“Legislator-led prayer at the local level falls far afield of the historical tradition upheld in Marsh and Town of Greece. The setting of the prayer practice by the Jackson County Board of Commissioners – a local governing body with constituent petitioners in the audience – amplifies the importance of the identity of the prayer giver in our analysis, and heightens the risks of coercion, as borne out by the facts in this case.”
Commissioners’ use of exclusively Christian prayers, coupled with reluctance to allow residents to lead prayers, “is preventing participation by religious minorities and endorsing a specific religion. This brings the County’s use of prayer to open its monthly meetings well outside the ambit of historically tolerated legislative prayer,” Moore wrote.
She also found that asking the public to stand and bow their heads was unconstitutionally coercive.
Moore distinguished the commissioners’ action from those of the clergy in Town of Greece, whose requests were “inclusive, not coercive,” and found that “the words ‘rise’ and ‘assume a reverent position’ from the Chairman … are not mere suggestions, they are commands.”
In dissent, Griffin also cited Marsh and Town of Greece, and the Fourth Circuit’s 2016 ruling in Lund v. Rowan City.
In Lund, the Fourth Circuit upheld a “remarkably similar” commissioner-led prayer, and “concluded ‘the very ‘history and tradition’ anchoring the Supreme Court’s holding in Town of Greece underscores a long-standing practice not only of legislative prayer generally but of lawmaker-led prayer specifically,’” Griffin wrote.
He continued: “The Fourth Circuit … emphasiz[ed] that individual commissioners could ‘give their own prayer without oversight, input, or direction’ from the board. … Moreover, there was no evidence indicating the prayers given were ‘anything but a personal creation of each commissioner acting in accord with his or her own personal views.’ So too in Jackson County.” (Citations omitted.)
Griffin took exception to the majority’s statement that all of the commissioners are “Christian,” adding: “The Reformation of the Fifteenth Century [sic] spawned an explosion of … diverse Christian faiths.”
“My colleagues do not know the religious faiths of the 2013-2014 Jackson County Commissioners,” Griffin wrote. “Nor does the majority know the religious faiths of the current commissioners.
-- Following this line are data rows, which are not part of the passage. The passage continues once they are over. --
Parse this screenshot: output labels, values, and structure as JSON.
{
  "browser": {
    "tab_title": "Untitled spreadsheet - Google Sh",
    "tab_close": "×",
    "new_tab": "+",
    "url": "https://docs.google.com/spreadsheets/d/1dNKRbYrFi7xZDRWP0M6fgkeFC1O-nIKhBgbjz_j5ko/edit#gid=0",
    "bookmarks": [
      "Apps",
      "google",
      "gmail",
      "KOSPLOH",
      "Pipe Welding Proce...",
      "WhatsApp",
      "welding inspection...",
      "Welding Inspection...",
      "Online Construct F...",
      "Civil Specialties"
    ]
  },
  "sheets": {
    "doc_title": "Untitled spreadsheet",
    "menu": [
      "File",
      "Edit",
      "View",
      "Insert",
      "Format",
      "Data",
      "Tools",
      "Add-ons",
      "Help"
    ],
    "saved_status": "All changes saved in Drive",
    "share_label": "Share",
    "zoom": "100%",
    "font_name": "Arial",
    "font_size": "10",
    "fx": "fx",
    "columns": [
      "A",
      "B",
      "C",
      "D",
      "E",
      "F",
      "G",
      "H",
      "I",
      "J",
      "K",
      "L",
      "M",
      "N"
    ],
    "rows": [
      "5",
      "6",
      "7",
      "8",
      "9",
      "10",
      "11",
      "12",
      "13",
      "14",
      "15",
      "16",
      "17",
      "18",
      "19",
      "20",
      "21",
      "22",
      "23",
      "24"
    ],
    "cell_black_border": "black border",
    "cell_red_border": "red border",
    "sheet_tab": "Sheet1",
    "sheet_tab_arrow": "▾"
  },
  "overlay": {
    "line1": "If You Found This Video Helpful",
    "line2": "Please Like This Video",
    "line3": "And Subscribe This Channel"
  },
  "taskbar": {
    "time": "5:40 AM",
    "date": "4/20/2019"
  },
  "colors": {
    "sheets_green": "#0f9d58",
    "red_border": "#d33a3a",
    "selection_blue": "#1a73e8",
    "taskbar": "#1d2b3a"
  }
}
In this regard, the religious allegiance of the members of the Commission is subject to change with each election cycle. … With each election, the people of Jackson County may elect a Commissioner who is Muslim, Buddhist, Hindu, Jewish, Mormon, Roman Catholic, Eastern Orthodox Christian, Baptist, Methodist, Presbyterian, Lutheran, Episcopalian, Congregationalist, Quaker, Amish, Mennonite, Pentecostal, ‘Animist,’ Pagan, Atheist, Agnostic, and so on. … Were Mr. Bormuth elected to the Jackson County Board of Commissioners, under the religious-neutral Jackson County legislative prayer practice, he could freely begin a legislative section with a prayer of his choosing – to ‘Mother Earth,’ the sun, the moon (or otherwise).”
Nor did Griffin agree that the prayer policy is “coercive;” he took particular exception to the majority’s characterization of the requests for audience members to stand and pray.
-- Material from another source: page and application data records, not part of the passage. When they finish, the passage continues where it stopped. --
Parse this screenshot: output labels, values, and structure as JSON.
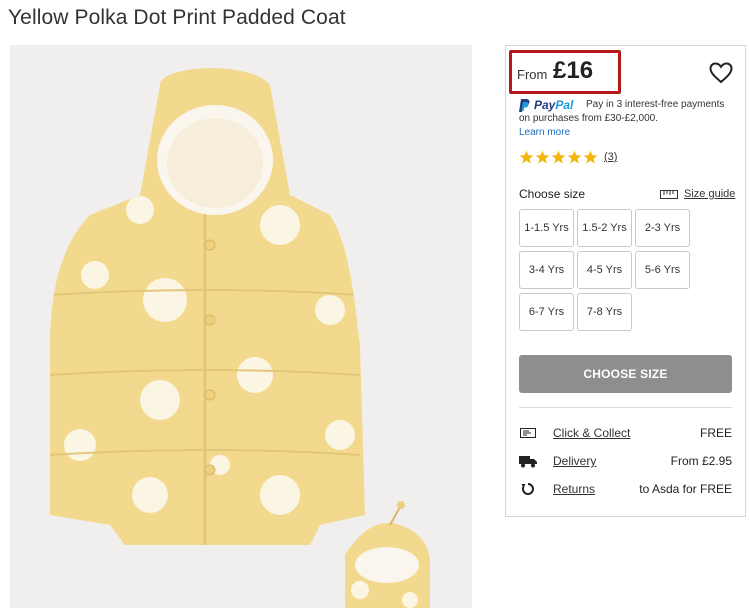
{
  "product": {
    "title": "Yellow Polka Dot Print Padded Coat"
  },
  "price": {
    "prefix": "From",
    "value": "£16"
  },
  "paypal": {
    "brand_a": "Pay",
    "brand_b": "Pal",
    "line1": "Pay in 3 interest-free payments",
    "line2": "on purchases from £30-£2,000.",
    "learn_more": "Learn more"
  },
  "rating": {
    "stars": 5,
    "count": "(3)",
    "star_color": "#f5b60a"
  },
  "sizes": {
    "label": "Choose size",
    "guide": "Size guide",
    "options": [
      "1-1.5 Yrs",
      "1.5-2 Yrs",
      "2-3 Yrs",
      "3-4 Yrs",
      "4-5 Yrs",
      "5-6 Yrs",
      "6-7 Yrs",
      "7-8 Yrs"
    ]
  },
  "cta": {
    "label": "CHOOSE SIZE",
    "color": "#8e8e8e"
  },
  "fulfilment": [
    {
      "icon": "click-collect-icon",
      "label": "Click & Collect",
      "value": "FREE"
    },
    {
      "icon": "delivery-truck-icon",
      "label": "Delivery",
      "value": "From £2.95"
    },
    {
      "icon": "returns-icon",
      "label": "Returns",
      "value": "to Asda for FREE"
    }
  ],
  "colors": {
    "price_highlight": "#b31b1b",
    "link": "#1a6ec2",
    "coat": "#f3d98e",
    "dots": "#fbf5e4"
  }
}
“I refuse to equate these ‘commonplace’ and ‘reflexive’ requests as mandating prayer participation,” Griffin wrote.
Nor did he agree with the majority’s finding that commissioners retaliated against Bormuth when they refused to give him a seat on the Waste Planning Committee.
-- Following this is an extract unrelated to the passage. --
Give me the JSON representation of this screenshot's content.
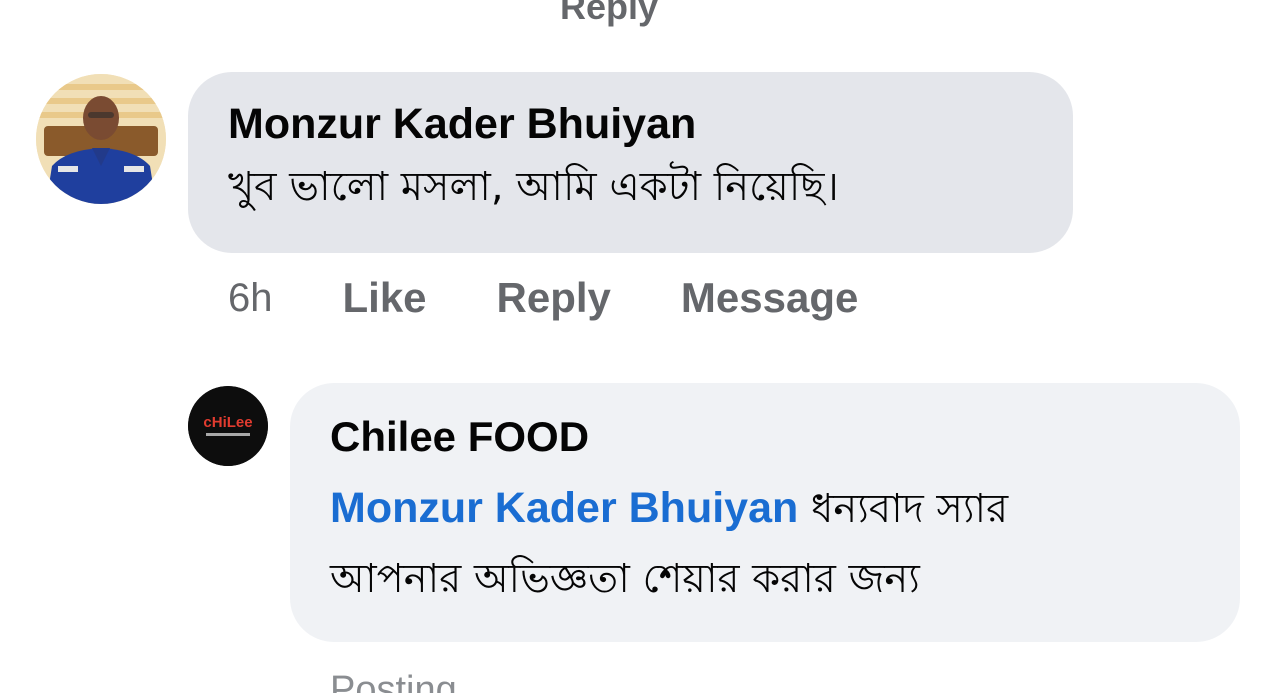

“Other than Bormuth’s attestation that he was ‘the most qualified applicant,’ there is nothing in the record linking the refusal to appoint Bormuth to the Board of Public Works to his objection to the prayer policy,” Griffin wrote. “Bormuth even admits he was told that the candidate selected had prior governmental experience in setting up a recycling station. Without more facts about the selection process, this court should not, as a matter of law, draw the conclusion made by the majority.”